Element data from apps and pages
# # # # # # #
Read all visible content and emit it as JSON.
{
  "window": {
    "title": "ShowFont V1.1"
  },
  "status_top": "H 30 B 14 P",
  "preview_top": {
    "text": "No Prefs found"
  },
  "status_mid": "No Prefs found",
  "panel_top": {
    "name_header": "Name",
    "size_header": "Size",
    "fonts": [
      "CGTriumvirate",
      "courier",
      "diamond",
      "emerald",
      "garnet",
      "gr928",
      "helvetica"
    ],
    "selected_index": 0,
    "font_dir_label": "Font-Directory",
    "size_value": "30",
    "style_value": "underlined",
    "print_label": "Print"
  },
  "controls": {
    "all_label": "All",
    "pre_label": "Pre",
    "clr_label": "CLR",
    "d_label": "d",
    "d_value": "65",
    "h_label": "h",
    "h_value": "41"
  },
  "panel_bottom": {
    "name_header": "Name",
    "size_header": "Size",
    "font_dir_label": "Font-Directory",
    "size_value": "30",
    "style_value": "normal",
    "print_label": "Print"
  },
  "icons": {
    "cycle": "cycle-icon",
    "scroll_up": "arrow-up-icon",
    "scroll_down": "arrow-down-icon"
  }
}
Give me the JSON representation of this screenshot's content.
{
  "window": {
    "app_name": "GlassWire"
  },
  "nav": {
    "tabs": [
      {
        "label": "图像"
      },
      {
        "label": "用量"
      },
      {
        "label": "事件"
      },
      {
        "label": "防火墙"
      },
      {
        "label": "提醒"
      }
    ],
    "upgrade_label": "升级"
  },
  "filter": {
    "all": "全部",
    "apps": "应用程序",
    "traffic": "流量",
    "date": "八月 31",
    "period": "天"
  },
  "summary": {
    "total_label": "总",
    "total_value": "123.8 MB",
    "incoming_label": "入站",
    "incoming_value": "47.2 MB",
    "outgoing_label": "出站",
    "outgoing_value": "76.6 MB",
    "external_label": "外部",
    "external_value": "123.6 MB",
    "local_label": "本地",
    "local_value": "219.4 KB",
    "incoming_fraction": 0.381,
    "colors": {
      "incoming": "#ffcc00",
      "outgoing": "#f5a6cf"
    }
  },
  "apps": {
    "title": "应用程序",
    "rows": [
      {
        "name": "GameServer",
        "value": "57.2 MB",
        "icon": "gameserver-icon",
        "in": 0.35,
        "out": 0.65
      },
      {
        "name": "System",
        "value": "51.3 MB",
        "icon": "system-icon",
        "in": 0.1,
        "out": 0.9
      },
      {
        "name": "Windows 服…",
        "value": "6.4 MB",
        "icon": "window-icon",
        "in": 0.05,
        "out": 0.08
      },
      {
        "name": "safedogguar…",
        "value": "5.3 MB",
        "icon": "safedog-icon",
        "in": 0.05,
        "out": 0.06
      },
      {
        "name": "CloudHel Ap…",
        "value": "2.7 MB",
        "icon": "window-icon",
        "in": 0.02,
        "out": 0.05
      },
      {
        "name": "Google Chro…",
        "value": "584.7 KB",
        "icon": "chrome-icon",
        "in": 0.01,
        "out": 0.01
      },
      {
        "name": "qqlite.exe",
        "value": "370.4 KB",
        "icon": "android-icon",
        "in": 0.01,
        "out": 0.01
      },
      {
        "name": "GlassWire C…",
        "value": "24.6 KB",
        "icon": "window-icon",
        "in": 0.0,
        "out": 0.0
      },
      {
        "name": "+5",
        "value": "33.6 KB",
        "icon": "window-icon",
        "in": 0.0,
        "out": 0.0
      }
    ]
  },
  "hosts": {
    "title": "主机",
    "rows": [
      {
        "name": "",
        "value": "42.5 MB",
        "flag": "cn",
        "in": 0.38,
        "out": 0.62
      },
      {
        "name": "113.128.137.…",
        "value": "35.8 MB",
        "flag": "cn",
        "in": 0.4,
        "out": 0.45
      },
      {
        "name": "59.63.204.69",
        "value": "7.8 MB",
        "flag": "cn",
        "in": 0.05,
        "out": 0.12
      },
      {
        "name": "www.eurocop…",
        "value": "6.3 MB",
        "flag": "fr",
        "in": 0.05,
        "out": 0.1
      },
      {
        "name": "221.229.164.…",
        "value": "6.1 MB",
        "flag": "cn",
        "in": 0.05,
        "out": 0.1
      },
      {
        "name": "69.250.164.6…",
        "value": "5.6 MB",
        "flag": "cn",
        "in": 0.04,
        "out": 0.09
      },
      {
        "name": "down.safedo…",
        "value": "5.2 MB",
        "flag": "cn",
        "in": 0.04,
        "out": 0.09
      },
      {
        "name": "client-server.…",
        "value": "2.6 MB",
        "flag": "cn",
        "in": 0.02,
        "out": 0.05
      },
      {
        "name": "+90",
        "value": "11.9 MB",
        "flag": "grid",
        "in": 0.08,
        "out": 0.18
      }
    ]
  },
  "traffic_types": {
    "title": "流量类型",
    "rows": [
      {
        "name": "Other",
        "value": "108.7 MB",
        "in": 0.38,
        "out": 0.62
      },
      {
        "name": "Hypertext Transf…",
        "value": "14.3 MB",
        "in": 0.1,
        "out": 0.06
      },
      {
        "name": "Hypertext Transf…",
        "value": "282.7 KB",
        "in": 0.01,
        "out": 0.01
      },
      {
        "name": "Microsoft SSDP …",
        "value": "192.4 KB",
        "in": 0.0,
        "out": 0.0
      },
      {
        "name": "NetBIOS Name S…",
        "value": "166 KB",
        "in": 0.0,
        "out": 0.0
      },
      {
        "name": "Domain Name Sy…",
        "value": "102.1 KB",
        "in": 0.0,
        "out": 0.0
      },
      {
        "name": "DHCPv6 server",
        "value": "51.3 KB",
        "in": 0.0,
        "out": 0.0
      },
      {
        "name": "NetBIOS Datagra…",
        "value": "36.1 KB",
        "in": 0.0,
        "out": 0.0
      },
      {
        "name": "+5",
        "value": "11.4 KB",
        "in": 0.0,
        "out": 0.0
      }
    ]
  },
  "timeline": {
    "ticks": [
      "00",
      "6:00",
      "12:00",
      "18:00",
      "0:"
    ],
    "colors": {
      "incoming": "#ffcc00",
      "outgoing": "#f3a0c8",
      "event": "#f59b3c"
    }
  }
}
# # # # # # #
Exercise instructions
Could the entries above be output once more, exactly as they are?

Solved exercise
Read all visible content and emit it as JSON.
{
  "window": {
    "title": "ShowFont V1.1"
  },
  "status_top": "H 30 B 14 P",
  "preview_top": {
    "text": "No Prefs found"
  },
  "status_mid": "No Prefs found",
  "panel_top": {
    "name_header": "Name",
    "size_header": "Size",
    "fonts": [
      "CGTriumvirate",
      "courier",
      "diamond",
      "emerald",
      "garnet",
      "gr928",
      "helvetica"
    ],
    "selected_index": 0,
    "font_dir_label": "Font-Directory",
    "size_value": "30",
    "style_value": "underlined",
    "print_label": "Print"
  },
  "controls": {
    "all_label": "All",
    "pre_label": "Pre",
    "clr_label": "CLR",
    "d_label": "d",
    "d_value": "65",
    "h_label": "h",
    "h_value": "41"
  },
  "panel_bottom": {
    "name_header": "Name",
    "size_header": "Size",
    "font_dir_label": "Font-Directory",
    "size_value": "30",
    "style_value": "normal",
    "print_label": "Print"
  },
  "icons": {
    "cycle": "cycle-icon",
    "scroll_up": "arrow-up-icon",
    "scroll_down": "arrow-down-icon"
  }
}
Give me the JSON representation of this screenshot's content.
{
  "window": {
    "app_name": "GlassWire"
  },
  "nav": {
    "tabs": [
      {
        "label": "图像"
      },
      {
        "label": "用量"
      },
      {
        "label": "事件"
      },
      {
        "label": "防火墙"
      },
      {
        "label": "提醒"
      }
    ],
    "upgrade_label": "升级"
  },
  "filter": {
    "all": "全部",
    "apps": "应用程序",
    "traffic": "流量",
    "date": "八月 31",
    "period": "天"
  },
  "summary": {
    "total_label": "总",
    "total_value": "123.8 MB",
    "incoming_label": "入站",
    "incoming_value": "47.2 MB",
    "outgoing_label": "出站",
    "outgoing_value": "76.6 MB",
    "external_label": "外部",
    "external_value": "123.6 MB",
    "local_label": "本地",
    "local_value": "219.4 KB",
    "incoming_fraction": 0.381,
    "colors": {
      "incoming": "#ffcc00",
      "outgoing": "#f5a6cf"
    }
  },
  "apps": {
    "title": "应用程序",
    "rows": [
      {
        "name": "GameServer",
        "value": "57.2 MB",
        "icon": "gameserver-icon",
        "in": 0.35,
        "out": 0.65
      },
      {
        "name": "System",
        "value": "51.3 MB",
        "icon": "system-icon",
        "in": 0.1,
        "out": 0.9
      },
      {
        "name": "Windows 服…",
        "value": "6.4 MB",
        "icon": "window-icon",
        "in": 0.05,
        "out": 0.08
      },
      {
        "name": "safedogguar…",
        "value": "5.3 MB",
        "icon": "safedog-icon",
        "in": 0.05,
        "out": 0.06
      },
      {
        "name": "CloudHel Ap…",
        "value": "2.7 MB",
        "icon": "window-icon",
        "in": 0.02,
        "out": 0.05
      },
      {
        "name": "Google Chro…",
        "value": "584.7 KB",
        "icon": "chrome-icon",
        "in": 0.01,
        "out": 0.01
      },
      {
        "name": "qqlite.exe",
        "value": "370.4 KB",
        "icon": "android-icon",
        "in": 0.01,
        "out": 0.01
      },
      {
        "name": "GlassWire C…",
        "value": "24.6 KB",
        "icon": "window-icon",
        "in": 0.0,
        "out": 0.0
      },
      {
        "name": "+5",
        "value": "33.6 KB",
        "icon": "window-icon",
        "in": 0.0,
        "out": 0.0
      }
    ]
  },
  "hosts": {
    "title": "主机",
    "rows": [
      {
        "name": "",
        "value": "42.5 MB",
        "flag": "cn",
        "in": 0.38,
        "out": 0.62
      },
      {
        "name": "113.128.137.…",
        "value": "35.8 MB",
        "flag": "cn",
        "in": 0.4,
        "out": 0.45
      },
      {
        "name": "59.63.204.69",
        "value": "7.8 MB",
        "flag": "cn",
        "in": 0.05,
        "out": 0.12
      },
      {
        "name": "www.eurocop…",
        "value": "6.3 MB",
        "flag": "fr",
        "in": 0.05,
        "out": 0.1
      },
      {
        "name": "221.229.164.…",
        "value": "6.1 MB",
        "flag": "cn",
        "in": 0.05,
        "out": 0.1
      },
      {
        "name": "69.250.164.6…",
        "value": "5.6 MB",
        "flag": "cn",
        "in": 0.04,
        "out": 0.09
      },
      {
        "name": "down.safedo…",
        "value": "5.2 MB",
        "flag": "cn",
        "in": 0.04,
        "out": 0.09
      },
      {
        "name": "client-server.…",
        "value": "2.6 MB",
        "flag": "cn",
        "in": 0.02,
        "out": 0.05
      },
      {
        "name": "+90",
        "value": "11.9 MB",
        "flag": "grid",
        "in": 0.08,
        "out": 0.18
      }
    ]
  },
  "traffic_types": {
    "title": "流量类型",
    "rows": [
      {
        "name": "Other",
        "value": "108.7 MB",
        "in": 0.38,
        "out": 0.62
      },
      {
        "name": "Hypertext Transf…",
        "value": "14.3 MB",
        "in": 0.1,
        "out": 0.06
      },
      {
        "name": "Hypertext Transf…",
        "value": "282.7 KB",
        "in": 0.01,
        "out": 0.01
      },
      {
        "name": "Microsoft SSDP …",
        "value": "192.4 KB",
        "in": 0.0,
        "out": 0.0
      },
      {
        "name": "NetBIOS Name S…",
        "value": "166 KB",
        "in": 0.0,
        "out": 0.0
      },
      {
        "name": "Domain Name Sy…",
        "value": "102.1 KB",
        "in": 0.0,
        "out": 0.0
      },
      {
        "name": "DHCPv6 server",
        "value": "51.3 KB",
        "in": 0.0,
        "out": 0.0
      },
      {
        "name": "NetBIOS Datagra…",
        "value": "36.1 KB",
        "in": 0.0,
        "out": 0.0
      },
      {
        "name": "+5",
        "value": "11.4 KB",
        "in": 0.0,
        "out": 0.0
      }
    ]
  },
  "timeline": {
    "ticks": [
      "00",
      "6:00",
      "12:00",
      "18:00",
      "0:"
    ],
    "colors": {
      "incoming": "#ffcc00",
      "outgoing": "#f3a0c8",
      "event": "#f59b3c"
    }
  }
}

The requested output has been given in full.